Posts Tagged: individuals
Laura Wilcox, whose shooting death in Nevada County inspired "Laura's Law." (Family photo)
Legislation to strengthen California’s 2002 “Laura’s Law,” which gives family members a legal tool to get treatment for their severely mentally ill relatives, has been approved 77-0 by the state Assembly, despite opposition from some California counties, behavioral health directors and a labor union representing employees in local mental-health programs.
Illustration of a privacy law text in a courtroom. (Image: hafakot, via Shutterstock)
OPINION: The California Consumer Privacy Act (CCPA), which takes effect next January, was intended to protect the privacy of personal consumer information by limiting the sale of information between organizations that use data to reach customers, and it provided consumers with certain rights. To achieve these consumer-focused goals, the CCPA imposes significant requirements and burdens on businesses.
A view of Barstow, a community in the Mojave Desert. (Photo: Nuria Kreuser, via Shutterstock)
OPINION: While political disagreements rule the day, most people do agree that greater economic and social mobility is needed so that all Californians are able to contribute, and to afford the basics – a secure home, food, health care, child care and education. With a new Governor and Legislature eager to achieve this goal, we believe the time is right for action. But government alone cannot solve these problems.
An illustration of data privacy and the internet. <i(Image: Green Tech, via Shutterstock)
With only hours to spare, Gov. Jerry Brown headed off what was sure to be a multimillion-dollar initiative battle and signed legislation boosting the rights of consumers over how internet companies use their personal data. Brown’s signing Thursday afternoon came after a scramble in the Legislature to get the measure passed in the face of a tight deadline.
A photo illustration of opioid addiction. (Photo: Kimberly Boyles, via Shutterstock)
OPINION: A key focus of this year’s California legislative session is the nation’s opioid crisis, and rightly so. According to the California Healthcare Foundation, an estimated 2,000 Californians died of an opioid overdose in 2016. The opioid epidemic confronting California and the rest of America is a growing public health crisis from which no state is immune.
Illustration: Logo of Covered California
California’s health exchange said Wednesday it has ordered insurers to add a surcharge to certain policies next year because the Trump administration has yet to commit to paying a key set of consumer subsidies under the Affordable Care Act. The decision to impose a 12.4 percent surcharge on silver-level health plans in 2018 means the total premium increase for them will average nearly 25 percent, according to Covered California.
Thousands attend a Jan. 17 rally in San Francisco to demonstrate for affordable health care. (Photo: Kim Wilson Photography, Shutterstock)

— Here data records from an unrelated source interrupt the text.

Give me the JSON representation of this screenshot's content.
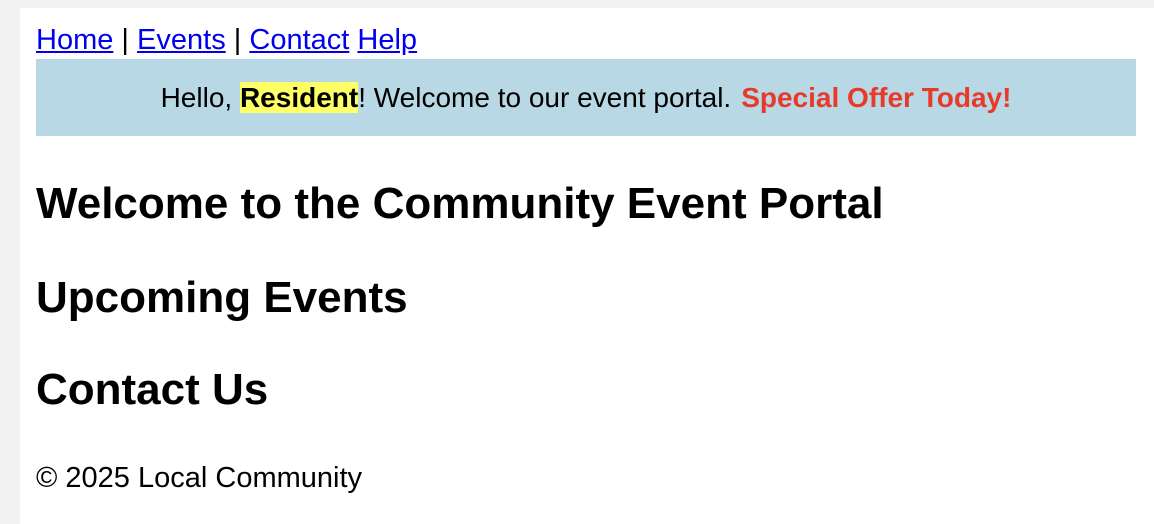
{
  "nav": {
    "links": [
      "Home",
      "Events",
      "Contact",
      "Help"
    ],
    "separator": "|"
  },
  "banner": {
    "greeting": "Hello, ",
    "name": "Resident",
    "message": "! Welcome to our event portal.",
    "offer": "Special Offer Today!",
    "colors": {
      "background": "#b7d8e4",
      "highlight": "#ffff66",
      "offer": "#e83a2a"
    }
  },
  "main": {
    "title": "Welcome to the Community Event Portal",
    "sections": [
      "Upcoming Events",
      "Contact Us"
    ]
  },
  "footer": {
    "text": "© 2025 Local Community"
  }
}
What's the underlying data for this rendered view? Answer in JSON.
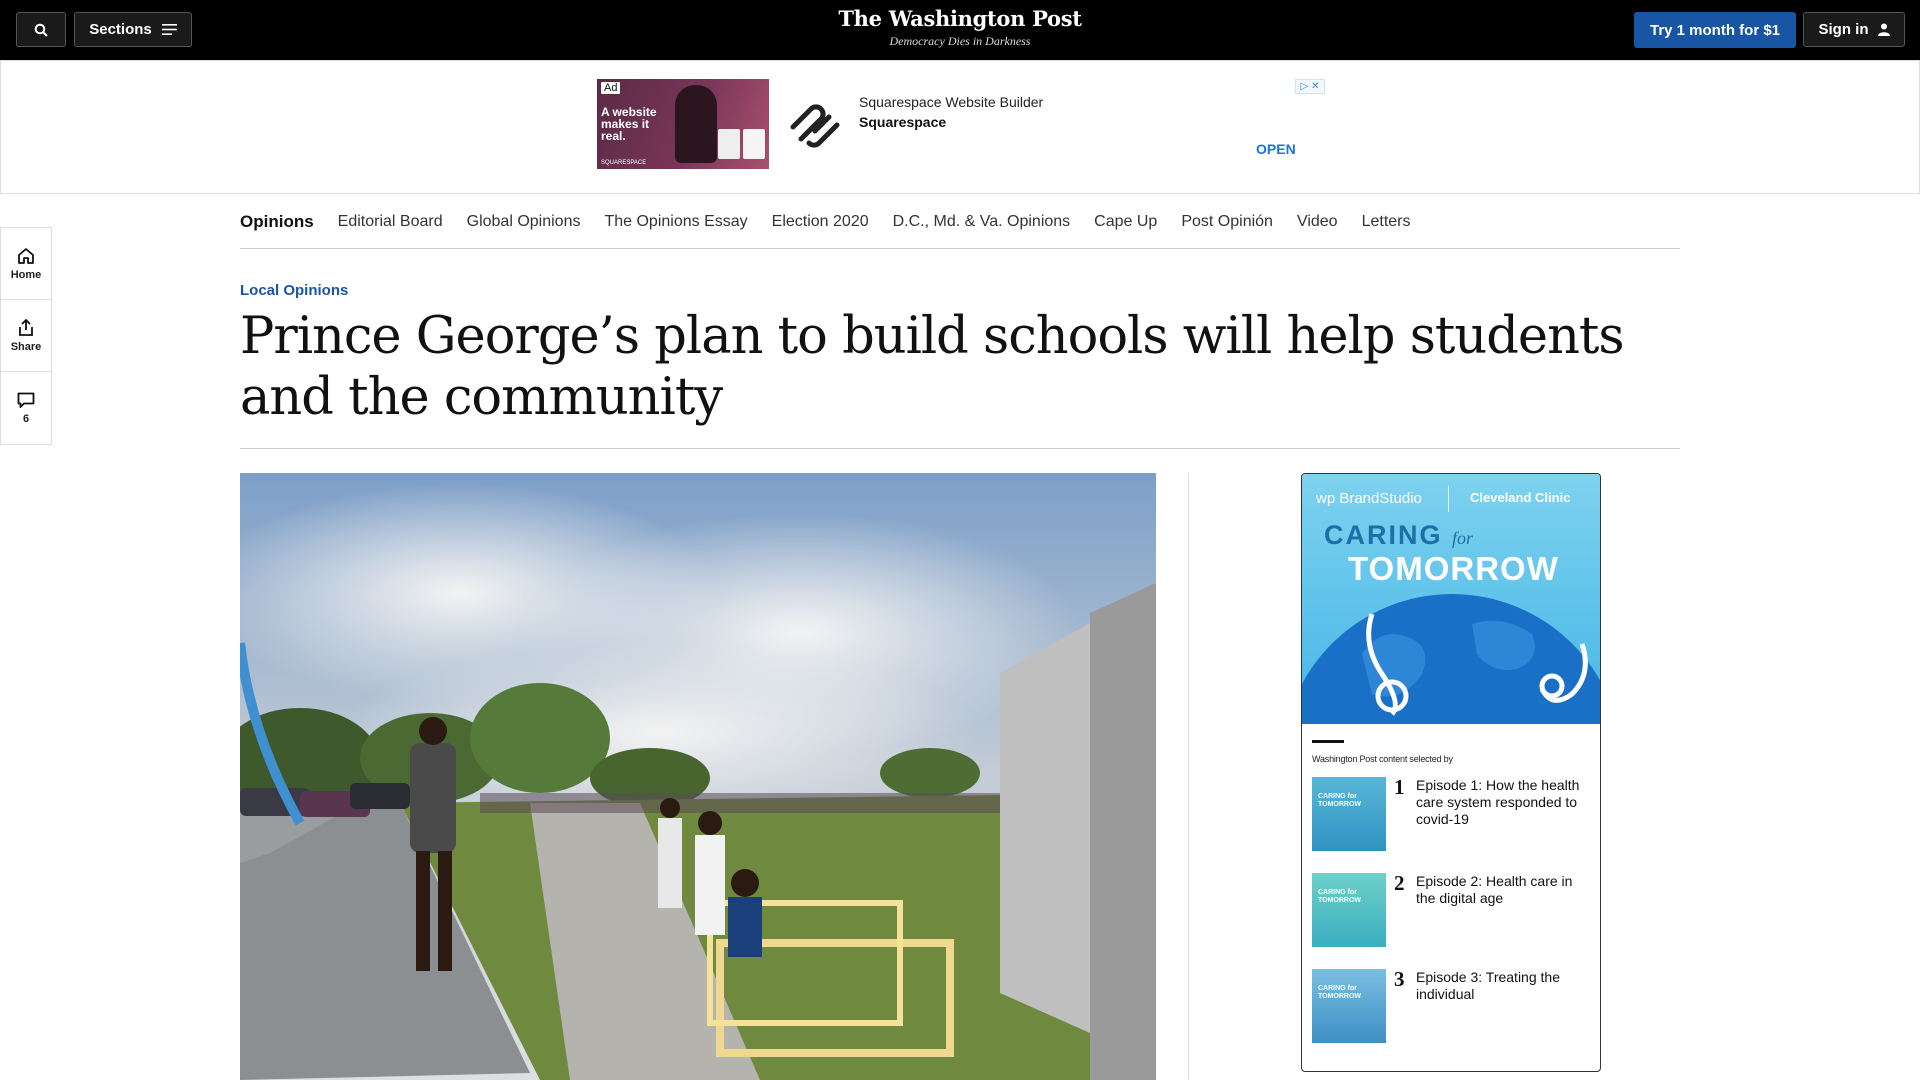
{
  "header": {
    "sections_label": "Sections",
    "logo_name": "The Washington Post",
    "logo_tagline": "Democracy Dies in Darkness",
    "try_label": "Try 1 month for $1",
    "signin_label": "Sign in",
    "icons": {
      "search": "search-icon",
      "menu": "hamburger-icon",
      "user": "user-icon"
    }
  },
  "ad": {
    "badge": "Ad",
    "image_text": "A website makes it real.",
    "image_brand": "SQUARESPACE",
    "title": "Squarespace Website Builder",
    "advertiser": "Squarespace",
    "cta": "OPEN"
  },
  "section_nav": {
    "items": [
      "Opinions",
      "Editorial Board",
      "Global Opinions",
      "The Opinions Essay",
      "Election 2020",
      "D.C., Md. & Va. Opinions",
      "Cape Up",
      "Post Opinión",
      "Video",
      "Letters"
    ]
  },
  "rail": {
    "home_label": "Home",
    "share_label": "Share",
    "comments_count": "6"
  },
  "article": {
    "kicker": "Local Opinions",
    "headline": "Prince George’s plan to build schools will help students and the community"
  },
  "brand_studio": {
    "studio_label": "wp BrandStudio",
    "sponsor": "Cleveland Clinic",
    "title_line1": "CARING",
    "title_for": "for",
    "title_line2": "TOMORROW",
    "selected_by": "Washington Post content selected by",
    "thumb_title": "CARING for TOMORROW",
    "episodes": [
      {
        "num": "1",
        "title": "Episode 1: How the health care system responded to covid-19"
      },
      {
        "num": "2",
        "title": "Episode 2: Health care in the digital age"
      },
      {
        "num": "3",
        "title": "Episode 3: Treating the individual"
      }
    ]
  },
  "colors": {
    "accent_blue": "#1955a5",
    "topbar": "#000000",
    "ad_link": "#1a73e8"
  }
}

With the Affordable Care Act facing an uncertain future, could California set up its own universal health care system as an alternative?
A retiree checks out the newspaper in his back yard. (Photo: Budimir Jevtic, Shutterstock)
Calpensions: A board working on a proposal to enroll most small business employees in a state-run retirement savings plan, unless they opt out, was told last week that small technology-focused financial firms could do the job. The founders of three firms that offer 401(k)s and other retirement plans to small businesses did not object to competition from the state.
Close to 1.2 million adults in California live with serious mental illnesses. Each one of these cases is an individual—a parent or sibling or child—and no two people battling the same condition respond to the same treatment alike. Treating mental conditions—and in fact, treating all illnesses—has to be based on the fact that every person is unique and each patient requires therapies that suit him or her best.
Youngsters in a California classroom. (Photo: Monkey Business Images, via Shutterstock)
OPINION: The health of California’s evolving and global 21st century economy depends on a skilled workforce. Yet, there are too few qualified applicants to create talent pools for jobs that fuel our economic growth. And while STEM (science, technology, engineering and mathematics) jobs in the state are projected to grow 22 percent by 2020, the National Assessment of Educational Progress found that in 2011, 75 percent of California’s 8th graders were not proficient in national math standards.